Stored items

╔══

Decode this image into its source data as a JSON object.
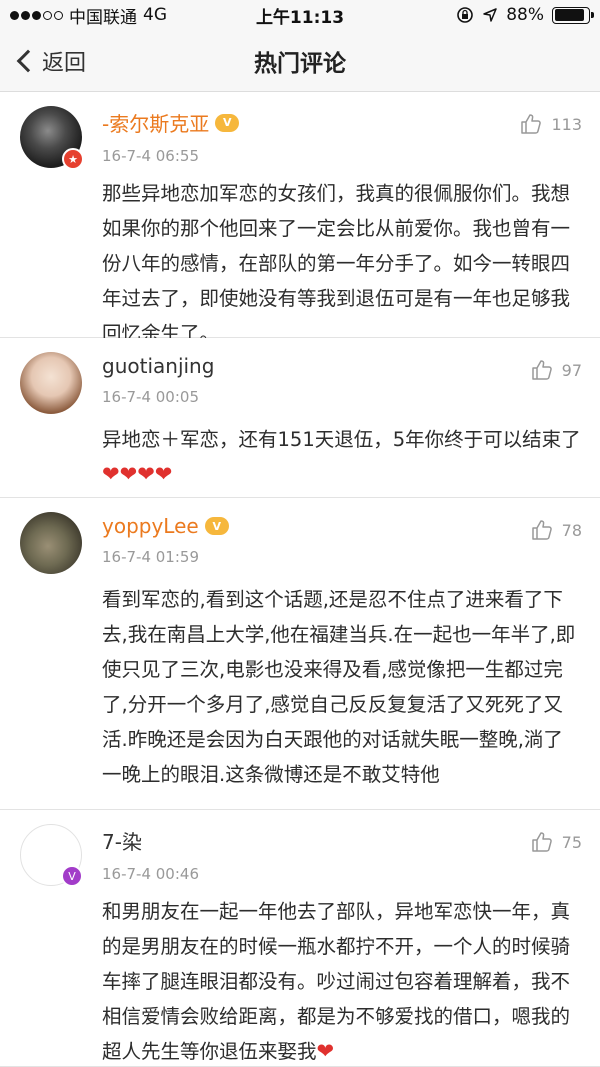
{
  "status_bar": {
    "carrier": "中国联通",
    "network": "4G",
    "time": "上午11:13",
    "battery_percent": "88%",
    "battery_level": 0.88,
    "signal_bars": [
      1,
      1,
      1,
      0,
      0
    ]
  },
  "nav": {
    "back_label": "返回",
    "title": "热门评论"
  },
  "comments": [
    {
      "username": "-索尔斯克亚",
      "time": "16-7-4 06:55",
      "likes": "113",
      "text": "那些异地恋加军恋的女孩们，我真的很佩服你们。我想如果你的那个他回来了一定会比从前爱你。我也曾有一份八年的感情，在部队的第一年分手了。如今一转眼四年过去了，即使她没有等我到退伍可是有一年也足够我回忆余生了。"
    },
    {
      "username": "guotianjing",
      "time": "16-7-4 00:05",
      "likes": "97",
      "text": "异地恋＋军恋，还有151天退伍，5年你终于可以结束了",
      "hearts": "❤❤❤❤"
    },
    {
      "username": "yoppyLee",
      "time": "16-7-4 01:59",
      "likes": "78",
      "text": "看到军恋的,看到这个话题,还是忍不住点了进来看了下去,我在南昌上大学,他在福建当兵.在一起也一年半了,即使只见了三次,电影也没来得及看,感觉像把一生都过完了,分开一个多月了,感觉自己反反复复活了又死死了又活.昨晚还是会因为白天跟他的对话就失眠一整晚,淌了一晚上的眼泪.这条微博还是不敢艾特他"
    },
    {
      "username": "7-染",
      "time": "16-7-4 00:46",
      "likes": "75",
      "text": "和男朋友在一起一年他去了部队，异地军恋快一年，真的是男朋友在的时候一瓶水都拧不开，一个人的时候骑车摔了腿连眼泪都没有。吵过闹过包容着理解着，我不相信爱情会败给距离，都是为不够爱找的借口，嗯我的超人先生等你退伍来娶我",
      "hearts": "❤"
    }
  ]
}
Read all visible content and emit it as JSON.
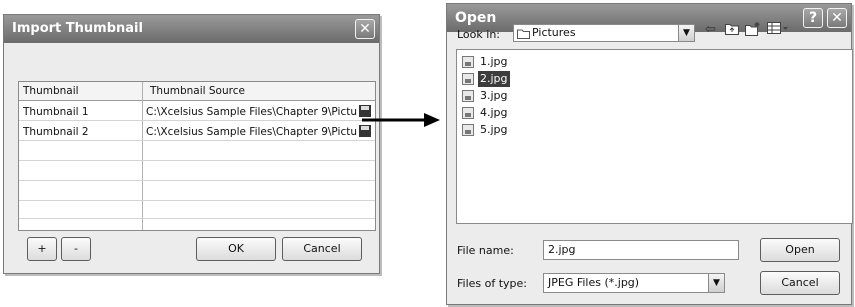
{
  "import_dialog": {
    "title": "Import Thumbnail",
    "close_glyph": "✕",
    "columns": [
      "Thumbnail",
      "Thumbnail Source"
    ],
    "rows": [
      {
        "thumbnail": "Thumbnail 1",
        "source": "C:\\Xcelsius Sample Files\\Chapter 9\\Pictu"
      },
      {
        "thumbnail": "Thumbnail 2",
        "source": "C:\\Xcelsius Sample Files\\Chapter 9\\Pictu"
      }
    ],
    "add_label": "+",
    "remove_label": "-",
    "ok_label": "OK",
    "cancel_label": "Cancel"
  },
  "open_dialog": {
    "title": "Open",
    "help_glyph": "?",
    "close_glyph": "✕",
    "look_in_label": "Look in:",
    "look_in_value": "Pictures",
    "files": [
      "1.jpg",
      "2.jpg",
      "3.jpg",
      "4.jpg",
      "5.jpg"
    ],
    "selected_file": "2.jpg",
    "file_name_label": "File name:",
    "file_name_value": "2.jpg",
    "files_of_type_label": "Files of type:",
    "files_of_type_value": "JPEG Files (*.jpg)",
    "open_label": "Open",
    "cancel_label": "Cancel"
  }
}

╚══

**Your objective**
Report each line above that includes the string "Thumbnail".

**Answer to the problem**
    "title": "Import Thumbnail",
      "Thumbnail",
      "Thumbnail Source"
        "thumbnail": "Thumbnail 1",
        "thumbnail": "Thumbnail 2",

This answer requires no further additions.